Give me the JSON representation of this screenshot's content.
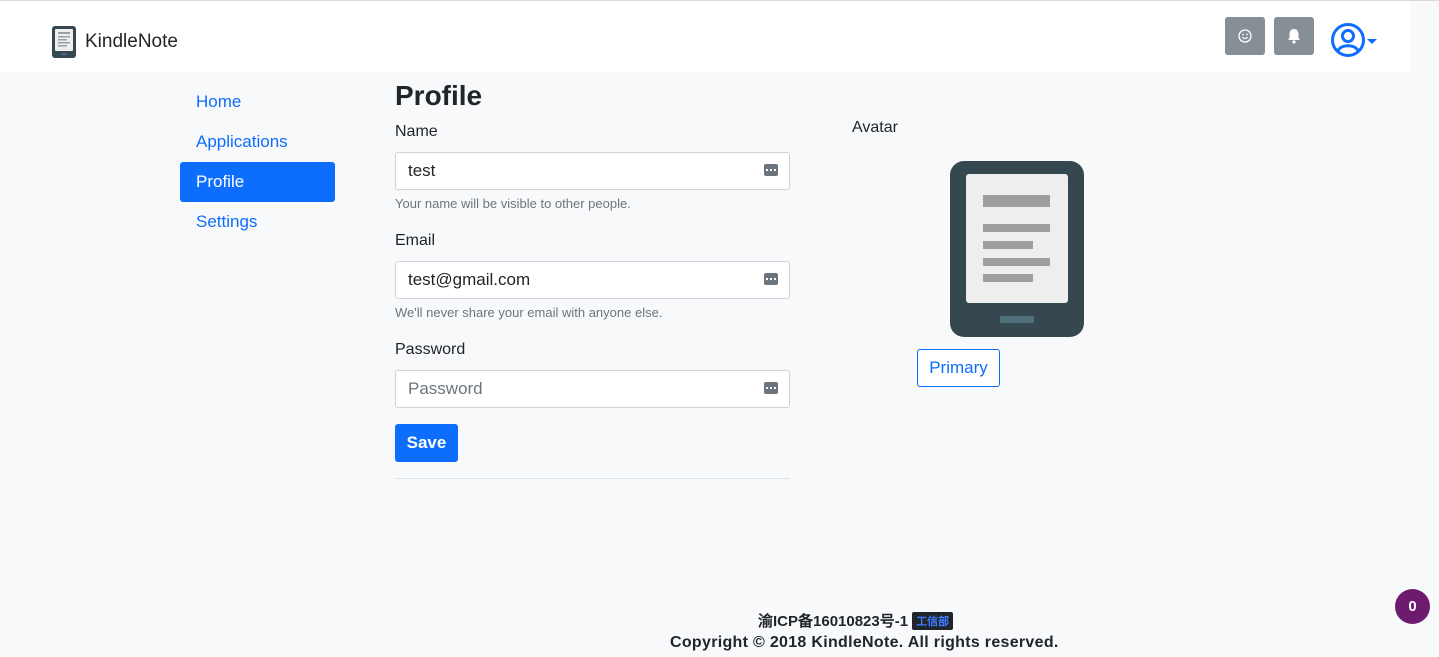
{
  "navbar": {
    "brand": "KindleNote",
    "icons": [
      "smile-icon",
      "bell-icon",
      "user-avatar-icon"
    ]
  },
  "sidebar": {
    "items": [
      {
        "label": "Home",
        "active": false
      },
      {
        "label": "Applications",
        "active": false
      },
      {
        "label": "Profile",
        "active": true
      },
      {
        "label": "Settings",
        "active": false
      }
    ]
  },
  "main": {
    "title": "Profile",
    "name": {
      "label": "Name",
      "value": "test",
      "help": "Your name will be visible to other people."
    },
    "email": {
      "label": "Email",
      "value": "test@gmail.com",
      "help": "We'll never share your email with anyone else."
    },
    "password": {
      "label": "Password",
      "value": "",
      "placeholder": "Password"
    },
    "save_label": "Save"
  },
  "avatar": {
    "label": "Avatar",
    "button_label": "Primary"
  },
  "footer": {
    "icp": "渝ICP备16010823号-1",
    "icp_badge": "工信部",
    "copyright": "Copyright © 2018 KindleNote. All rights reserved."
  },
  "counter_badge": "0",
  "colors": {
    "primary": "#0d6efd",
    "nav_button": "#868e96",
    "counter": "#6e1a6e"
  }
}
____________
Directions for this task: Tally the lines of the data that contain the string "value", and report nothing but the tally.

Result of the task: 3